Jose Mourinho occasionally acts like he has stepped out of Shakespeare play, but there has been a dearth of quality writing around him. Undoubtedly the best is Deigo Torres' The Special One: The Dark Side of Jose Mourinho, which charts the decline and psychotic fall-out that marked his time at Real Madrid. Mourinho has dismissed it as fiction, and it portrays him in quite a negative light.
That book did also give an insight into his seven-point footballing principle:
1. The game is won by the team who commit fewer errors.
2. Football favours whoever provokes more errors in the opposition.
3. Away from home, instead of trying to be superior to the opposition, it’s better to encourage their mistakes.
4. Whoever has the ball is more likely to make a mistake.
5. Whoever renounces possession reduces the possibility of making a mistake.
6. Whoever has the ball has fear.
7. Whoever does not have it is thereby stronger.
But we have now received a pretty good insight into Mourinho's training methods at Manchester United, courtesy of a report by a Norwegian student. The translated version we've read won't win any literary awards for style, but the content is interesting.
His name is Petter Skogsletten and is currently studying at the sports faculty of the University of Lisbon.
They called out to the United training ground after the Europa League final, as Mourinho explained how he spent ten days drilling his team on how to neutralise the Ajax threat.
He spent three out of ten days in the final where he divided the preparations with attack and defence against Ajax. They all had a brief video meeting followed by practice.
There was a focus on everything from the height of players, how they position themselves, and every phase of the game. He focused a lot on the opponent.
He had analyzed everything about Kasper Dolberg. How he liked to move, how they wanted to play the ball to him, how he played through the midfield.
It also becomes clear that Ander Herrera is one of his favourite players:
Mourinho talked a lot about Herrera, saying he is one of the smartest players he has had during his career.
During the final, this manifested itself. Mourinho had instructed Henrikh Mkhitaryan to stand on the edge of the Ajax penalty area: he had the pace to recover should United be caught on the counter-attack.
At the beginning of the second-half, Herrera changed things by himself.
Suddenly Herrera took hold of the Mkhitaryan and sent him in front of the keeper, while Herrera would stand outside the box. Mourinho said he was so frustrated that said "what the hell is going on?"
It turned out Herrera had taken responsibility in the situation. The reason was that the Mkhitaryan had a yellow card, so if Ajax suddenly put in a counterattack, and the Mkhitaryan had felt the player, he would have been sent off at 1-0.
There was added vindication for Herrera: Mkhitaryan scored from the corner, which made it 2-0, and sealed the trophy for United.

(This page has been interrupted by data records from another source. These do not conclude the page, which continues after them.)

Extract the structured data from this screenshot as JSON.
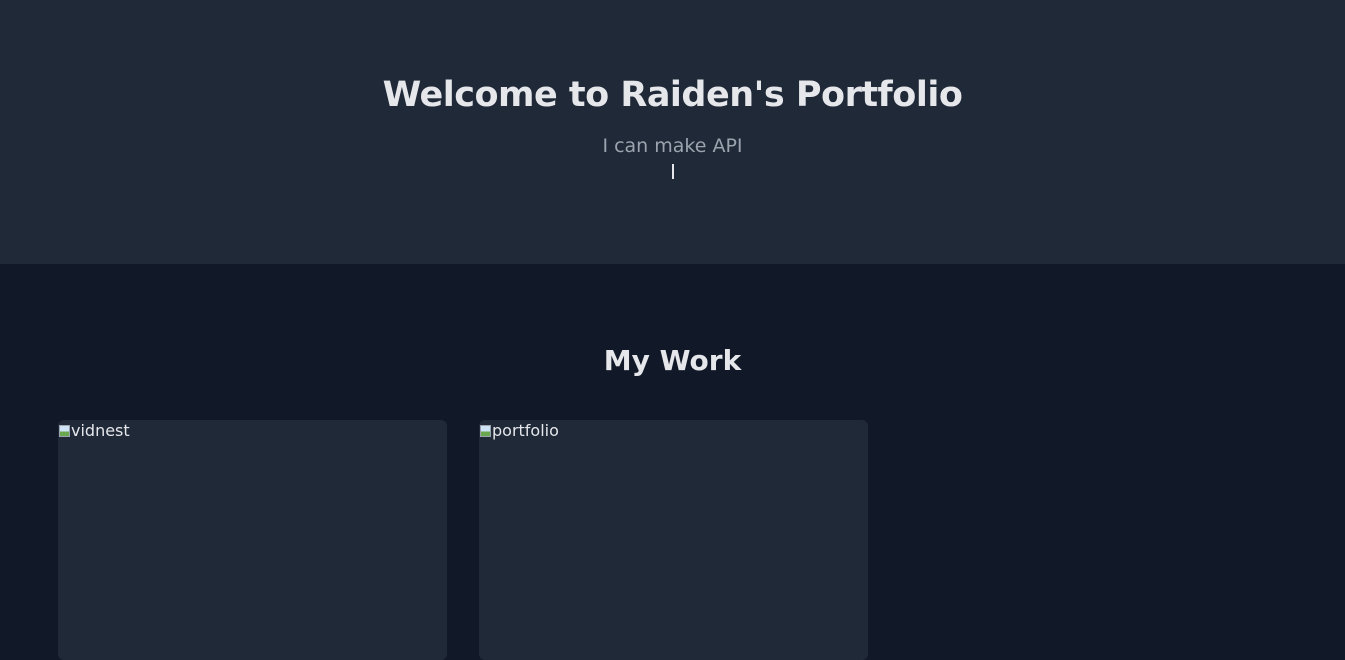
{
  "hero": {
    "title": "Welcome to Raiden's Portfolio",
    "subtitle": "I can make API"
  },
  "work": {
    "title": "My Work",
    "projects": [
      {
        "alt": "vidnest"
      },
      {
        "alt": "portfolio"
      }
    ]
  },
  "colors": {
    "hero_bg": "#1f2937",
    "page_bg": "#111827",
    "card_bg": "#1f2937",
    "text_primary": "#e5e7eb",
    "text_muted": "#9ca3af"
  }
}
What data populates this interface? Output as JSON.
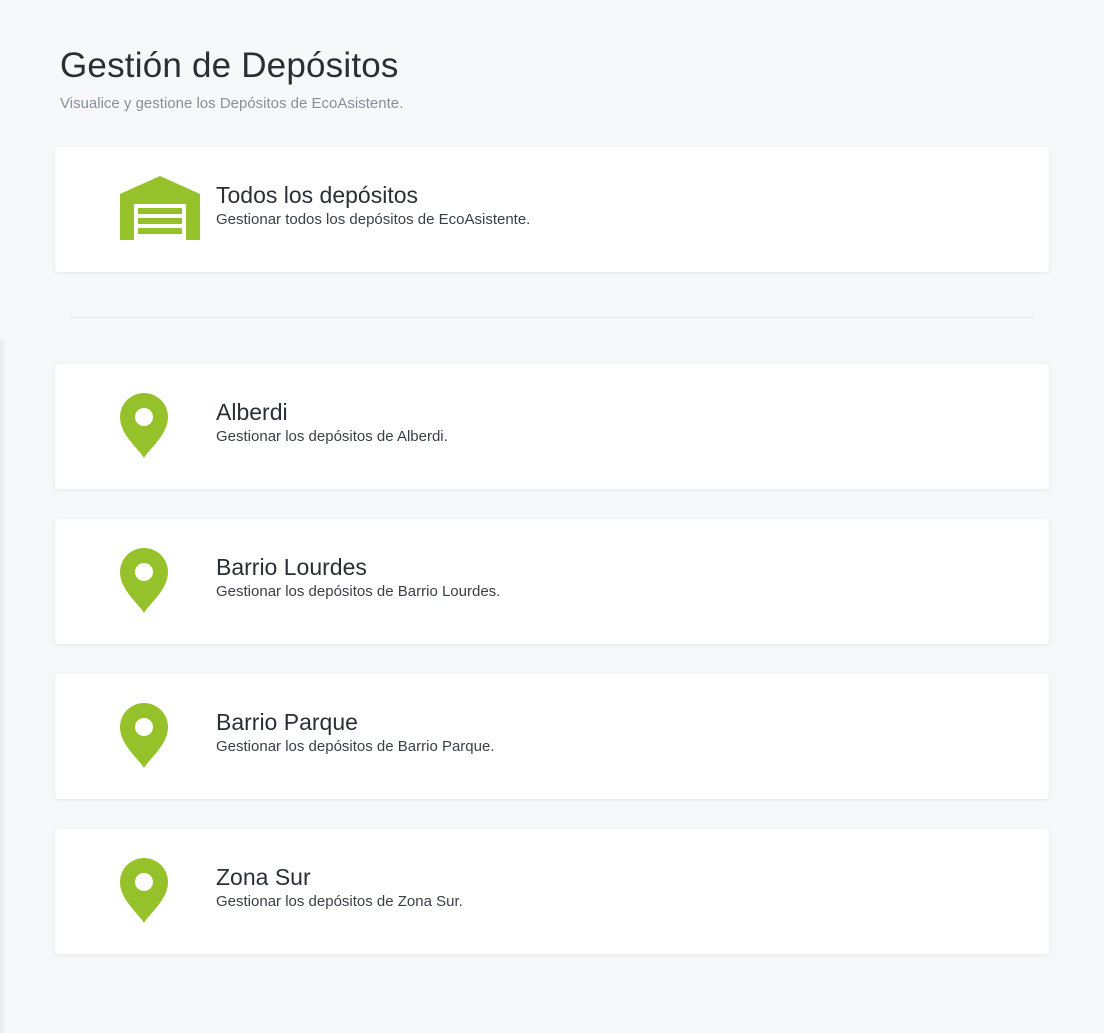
{
  "header": {
    "title": "Gestión de Depósitos",
    "subtitle": "Visualice y gestione los Depósitos de EcoAsistente."
  },
  "colors": {
    "accent": "#95c22b",
    "background": "#f7f8fa",
    "card": "#ffffff"
  },
  "all_deposits": {
    "icon": "warehouse-icon",
    "title": "Todos los depósitos",
    "description": "Gestionar todos los depósitos de EcoAsistente."
  },
  "zones": [
    {
      "icon": "map-pin-icon",
      "title": "Alberdi",
      "description": "Gestionar los depósitos de Alberdi."
    },
    {
      "icon": "map-pin-icon",
      "title": "Barrio Lourdes",
      "description": "Gestionar los depósitos de Barrio Lourdes."
    },
    {
      "icon": "map-pin-icon",
      "title": "Barrio Parque",
      "description": "Gestionar los depósitos de Barrio Parque."
    },
    {
      "icon": "map-pin-icon",
      "title": "Zona Sur",
      "description": "Gestionar los depósitos de Zona Sur."
    }
  ]
}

Mourinho would gush that he appreciates Ander Herrera's ability to think for himself.
You'll see Herrera running in from his position outside of the box to celebrate below.
It's a pretty interesting report overall, and can be found here.